By Iding Haidir, 10th June 2020
Iding Hadir, David W. Macdonald & Matthew Linkie
The Sumatran clouded leopard Neofelis diardi diardi, a sub species of the Sunda clouded leopard Neofelis diardi, is an elusive medium-sized wild cat (11–20 kg) whose population and conservation status are often overlooked. In Sumatra, conservation efforts have mostly focused on the Island’s larger and more charismatic mammal species. According to Indonesia’s Ministry of Environment and Forestry regulations, there are four priority species in Sumatra: the Sumatran tiger, rhinoceros, orangutan and elephant. Unfortunately, the clouded leopard is not on this list.
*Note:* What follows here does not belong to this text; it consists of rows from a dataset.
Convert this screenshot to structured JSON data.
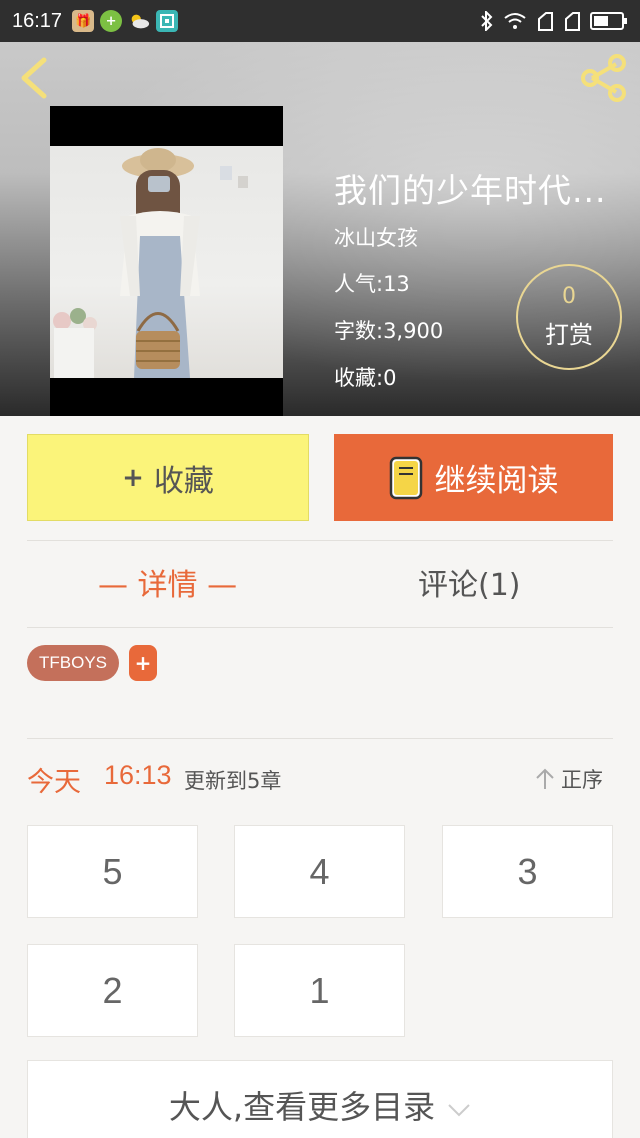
{
  "status_bar": {
    "time": "16:17"
  },
  "book": {
    "title": "我们的少年时代...",
    "author": "冰山女孩",
    "popularity": "人气:13",
    "word_count": "字数:3,900",
    "collections": "收藏:0"
  },
  "reward": {
    "count": "0",
    "label": "打赏"
  },
  "actions": {
    "collect_label": "收藏",
    "read_label": "继续阅读"
  },
  "tabs": {
    "detail": "— 详情 —",
    "comments": "评论(1)"
  },
  "tags": [
    {
      "label": "TFBOYS"
    }
  ],
  "tag_add": "+",
  "update": {
    "day": "今天",
    "time": "16:13",
    "text": "更新到5章",
    "sort_label": "正序"
  },
  "chapters": [
    {
      "label": "5"
    },
    {
      "label": "4"
    },
    {
      "label": "3"
    },
    {
      "label": "2"
    },
    {
      "label": "1"
    }
  ],
  "more_catalog": "大人,查看更多目录",
  "colors": {
    "accent": "#e8693a",
    "collect_button": "#fbf47a",
    "tag": "#c4705b",
    "reward_ring": "#e9d693"
  }
}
In mid February 2007, my colleagues and I were camera trapping in North Bengkulu, a lowland forest area in south-western Kerinci Seblat National Park, Sumatra’s largest national park and the second largest in Indonesia. I was part of a Sumatran tiger population monitoring project deploying camera traps to study the conservation status of Kerinci Seblat’s tigers and their prey. While there, I decided that one day I would research clouded leopards, by gathering ecological data and investigating the species’ conservation status and population dynamics. My plan was to conduct intensive camera trapping surveys over specific areas within Kerinci Seblat National Park and its surrounding forests. In 2014, I was finally able to start work on this idea.
Prior to our research, studies of the clouded leopard in Sumatra were mostly conducted as part of tiger-centric conservation projects. Our research focused specifically on assessing clouded leopard density and human activities in four areas that were last studied over a decade ago. Our initial aim was to provide up-to-date estimates of clouded leopard density by adding the species’ sex ratio and anthropogenic disturbance into the analyses. However, despite 28,404 camera-trap nights we were unable to obtain sufficient data on both male and female individuals. In 114 independent photographs we were able to identify only 18 individuals. Nevertheless, we were able to update density estimates for the four areas, with 0.8–2.4 individual clouded leopards per 100 km2, similar to that of some other areas within the species’ range. Our field strategy of a large camera-trapping effort over a small area did not help us overcome the main challenge of obtaining photographs of more female clouded leopards (of the 18 individuals only four were females).
Our camera traps also photographed bird, tiger and ungulate poachers, collectors of non-timber forest products and fishers. These records confirm the presence of Sumatra’s top predator but also add another threat to the existing pressures that clouded leopards, their prey, and their habitats face. Although our patrol team has recorded a few instances of clouded leopard illegal hunting and trade, their population has not been directly threatened by poaching. However, prey depletion and habitat alteration continue to affect the species’ population and ranges.
Improvements in field techniques and statistical methods for mammal research offers a great opportunity to investigate the ecology, and improve the conservation, of understudied tropical species. With the publication of this article, we call on our peers, colleagues and stakeholders who hold data on the clouded leopard, especially for Sumatra and Kalimantan, to share and analyse the data collaboratively, for greater Sunda clouded leopard conservation benefits and conservation interventions throughout its range, both in Indonesia and Malaysia.
The article Sunda clouded leopard densities and human activities in the humid evergreen rainforests of Sumatra is available in Oryx—The International Journal of Conservation.